themselves.

Then came a prolonged period of psychological pressure and
uncertainty that came with her sentencing, which was
completely random in nature since technically no actual crime had
been committed other than perhaps trespassing. Can one even
trespass a church? No matter: Putin’s regime figured out a crime
with which to charge them — “hooliganism.”

“You could be stuck in prison for the next seven years,” guards
would warn her. She recalls being taunted in the most grotesque
ways, saying the high-profile nature of her case forced the
police to refrain from physical abuse that might leave visible
scars, resorting instead to psychological terror.

“You’re a beautiful young woman, but when you get out you’ll be
old, 29, nobody will want to f— you,” Tolokonnikova recalls
being taunted by male officers.

Her ultimate sentence ended up being 22 months in a
cruel and desolate penal colony
in Mordovia
, a judgment
Amnesty International called unjustifiable and actively
fought.

While in prison, Tolokonnikova started to protest the dire
living and working conditions, which included 16-hour days of
torturous and painstaking sowing and other manual labor with
unreachable quotas that forced women to toil breathlessly until
they fell ill.

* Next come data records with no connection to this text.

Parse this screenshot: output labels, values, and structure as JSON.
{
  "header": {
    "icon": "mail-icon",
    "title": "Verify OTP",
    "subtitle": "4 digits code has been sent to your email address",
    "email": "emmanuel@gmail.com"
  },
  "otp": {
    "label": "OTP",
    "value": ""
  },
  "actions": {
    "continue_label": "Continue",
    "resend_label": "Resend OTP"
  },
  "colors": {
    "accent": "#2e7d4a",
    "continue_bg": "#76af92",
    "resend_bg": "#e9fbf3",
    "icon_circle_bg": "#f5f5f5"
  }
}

Punishments for even the tiniest of infractions,
often concocted ones, included being left outside in the
sub-freezing Siberian cold for prolonged periods.
Tolokonnikova eventually went on a
hunger strike
.

Her bandmate, Alyokhina, reportedly described her time in
prison as a series of “endless humiliations,”
including forced gynecological exams almost every day for three
weeks.

We think we are civilized’

Following their release, the pair immediately vowed to continue
their fight against Putin’s autocratic regime by launching both

an independent news outlet
 aimed at countering
Russia’s propaganda machine and a prison advocacy group
working to bring awareness of the plight of other inmates.

They traveled the world to discuss their own experience and
advocate for prison reform. But instead of leaving Russia, where
they could undertake artistic projects more freely and safely,
the pair were resolute about returning to Moscow.

During the 2014 Sochi Winter Olympics, Pussy Riot members were
brutally beaten for another attempted performance protest.

To Tolokonnikova, who visited Rikers Island and other US
jails, one
of the most striking parallels between the
United States and Russia are the two country’s giant, cruel and
costly prison systems.

“It’s really striking to me, a lot of people really believe that
we’re living in a civilized world, it’s 2017 and are civilized
human beings,” she said. “Um, not really. We have an army of
slaves and America is the biggest one and second is China. Russia
is third so it’s not great company.”

Tolokonnikova urges everyone, especially young people, to be
politically active and informed not as a matter of curiosity but,
rather painfully in her case, out of urgent duty. “We can’t
really wait for somebody else to come fix this problem for us,”
she said. “They will not.”

Pussy Riot has a wake up call for America’s youth in the Trump era – Markets Insider